For those seeking musical theatre at the very summit of its achievement, Trevor Nunn's revival of My Fair Lady (1956) undoubtedly remains the top recommendation in town. Chicago may be sexier, The Lion King more spectacular, Mamma Mia! more exuberant, but for intelligence, wit, unforgettable melody and moving depth of feeling there is nothing to touch the Lerner and Loewe classic.

The show is in its third glorious year and has a new cast. Alex Jennings and Joanna Riding, who deservedly won Olivier awards for their performances as Higgins and Eliza (a unique achievement for a takeover cast, I fancy) have now moved on, to be replaced by Anthony Andrews and Laura Michelle Kelly.

click for more


Top
 Profile E-mail  
 
Display posts from previous:  Sort by  
Forum locked This topic is locked, you cannot edit posts or make further replies.  [ 13 posts ] 

All times are UTC - 7 hours [ DST ]


Who is online

Users browsing this forum: No registered users and 1 guest


You cannot post new topics in this forum
You cannot reply to topics in this forum
You cannot edit your posts in this forum
You cannot delete your posts in this forum
You cannot post attachments in this forum

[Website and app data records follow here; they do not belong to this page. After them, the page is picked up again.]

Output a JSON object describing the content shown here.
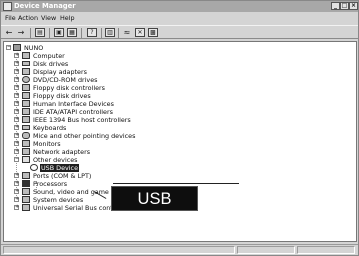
{
  "window": {
    "title": "Device Manager",
    "controls": {
      "minimize": "_",
      "restore": "□",
      "close": "×"
    }
  },
  "menu": [
    "File",
    "Action",
    "View",
    "Help"
  ],
  "toolbar_icons": [
    "back-arrow-icon",
    "forward-arrow-icon",
    "properties-icon",
    "computer-icon",
    "refresh-icon",
    "help-icon",
    "show-hidden-icon",
    "scan-hardware-icon",
    "disable-device-icon",
    "uninstall-device-icon"
  ],
  "tree": {
    "root": "NUNO",
    "items": [
      "Computer",
      "Disk drives",
      "Display adapters",
      "DVD/CD-ROM drives",
      "Floppy disk controllers",
      "Floppy disk drives",
      "Human Interface Devices",
      "IDE ATA/ATAPI controllers",
      "IEEE 1394 Bus host controllers",
      "Keyboards",
      "Mice and other pointing devices",
      "Monitors",
      "Network adapters",
      "Other devices",
      "USB Device",
      "Ports (COM & LPT)",
      "Processors",
      "Sound, video and game controllers",
      "System devices",
      "Universal Serial Bus controllers"
    ]
  },
  "callout": {
    "text": "USB Device"
  },
  "colors": {
    "title_bar": "#a8a8a8",
    "selection": "#1f1f1f",
    "callout_bg": "#0e0e0e"
  }
}
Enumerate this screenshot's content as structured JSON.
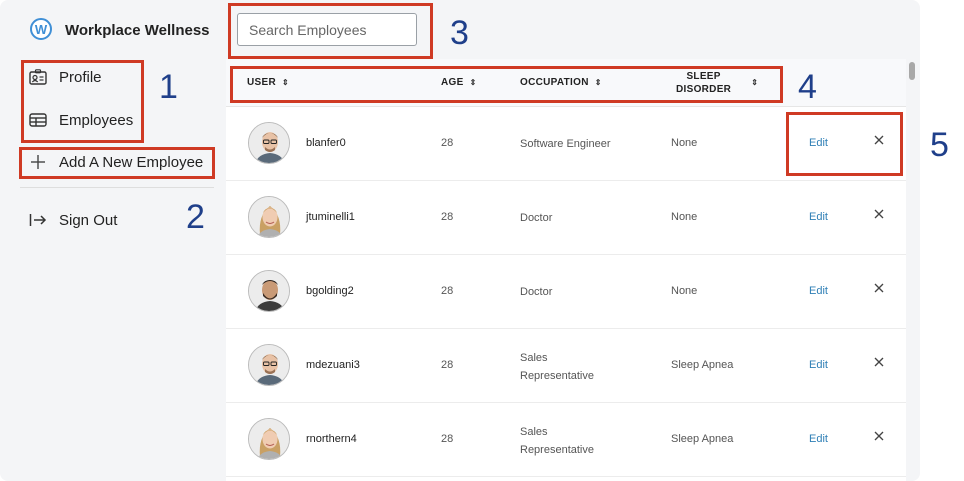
{
  "app": {
    "title": "Workplace Wellness",
    "logo_letter": "W"
  },
  "sidebar": {
    "items": [
      {
        "label": "Profile",
        "icon": "profile-card-icon"
      },
      {
        "label": "Employees",
        "icon": "employees-table-icon"
      },
      {
        "label": "Add A New Employee",
        "icon": "plus-icon"
      },
      {
        "label": "Sign Out",
        "icon": "sign-out-arrow-icon"
      }
    ]
  },
  "search": {
    "placeholder": "Search Employees",
    "value": ""
  },
  "table": {
    "columns": [
      {
        "label": "USER"
      },
      {
        "label": "AGE"
      },
      {
        "label": "OCCUPATION"
      },
      {
        "label_line1": "SLEEP",
        "label_line2": "DISORDER"
      }
    ],
    "rows": [
      {
        "user": "blanfer0",
        "age": "28",
        "occupation_line1": "Software Engineer",
        "occupation_line2": "",
        "sleep_disorder": "None",
        "edit": "Edit",
        "delete": "X"
      },
      {
        "user": "jtuminelli1",
        "age": "28",
        "occupation_line1": "Doctor",
        "occupation_line2": "",
        "sleep_disorder": "None",
        "edit": "Edit",
        "delete": "X"
      },
      {
        "user": "bgolding2",
        "age": "28",
        "occupation_line1": "Doctor",
        "occupation_line2": "",
        "sleep_disorder": "None",
        "edit": "Edit",
        "delete": "X"
      },
      {
        "user": "mdezuani3",
        "age": "28",
        "occupation_line1": "Sales",
        "occupation_line2": "Representative",
        "sleep_disorder": "Sleep Apnea",
        "edit": "Edit",
        "delete": "X"
      },
      {
        "user": "rnorthern4",
        "age": "28",
        "occupation_line1": "Sales",
        "occupation_line2": "Representative",
        "sleep_disorder": "Sleep Apnea",
        "edit": "Edit",
        "delete": "X"
      }
    ]
  },
  "annotations": [
    "1",
    "2",
    "3",
    "4",
    "5"
  ],
  "colors": {
    "accent": "#3f8fd6",
    "link": "#2f7fb6",
    "callout": "#cf3a24",
    "callout_number": "#1f3f8a"
  }
}
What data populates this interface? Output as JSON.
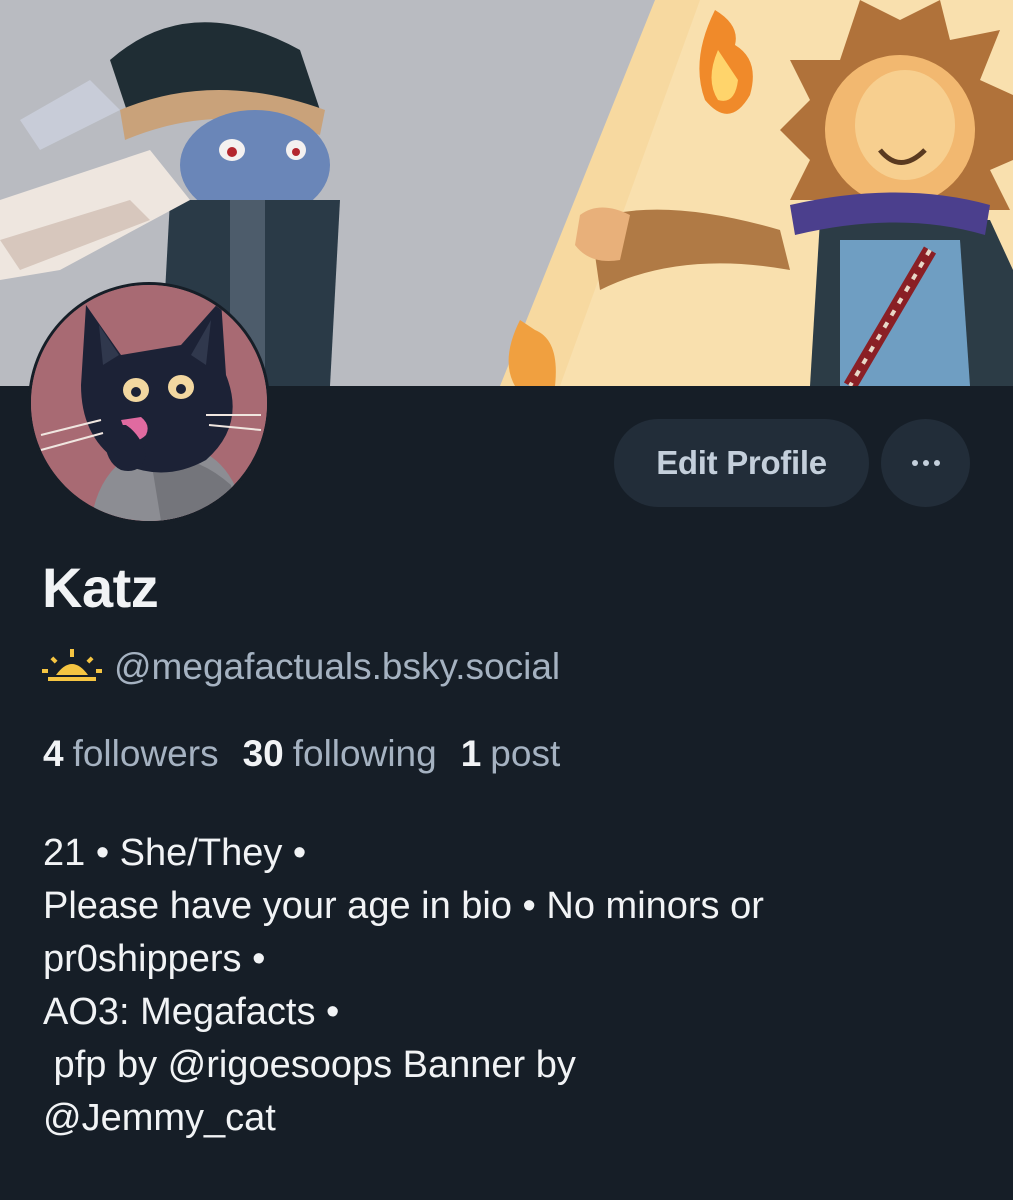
{
  "profile": {
    "display_name": "Katz",
    "handle": "@megafactuals.bsky.social",
    "handle_icon": "sun-icon",
    "stats": [
      {
        "count": "4",
        "label": "followers"
      },
      {
        "count": "30",
        "label": "following"
      },
      {
        "count": "1",
        "label": "post"
      }
    ],
    "bio_lines": [
      "21 • She/They •",
      "Please have your age in bio • No minors or",
      "pr0shippers •",
      "AO3: Megafacts •",
      " pfp by @rigoesoops Banner by",
      "@Jemmy_cat"
    ]
  },
  "actions": {
    "edit_label": "Edit Profile",
    "more_icon": "more-horizontal-icon"
  },
  "colors": {
    "background": "#161e27",
    "button_bg": "#222d39",
    "muted_text": "#a5b2c1",
    "primary_text": "#f1f3f5",
    "accent_sun": "#f5c542"
  }
}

Search for:
Jump to:  
The messages in this forum are posted by members of the general public and do not reflect the opinions or beliefs of CriticalDance or its staff.
Powered by phpBB © 2000, 2002, 2005, 2007 phpBB Group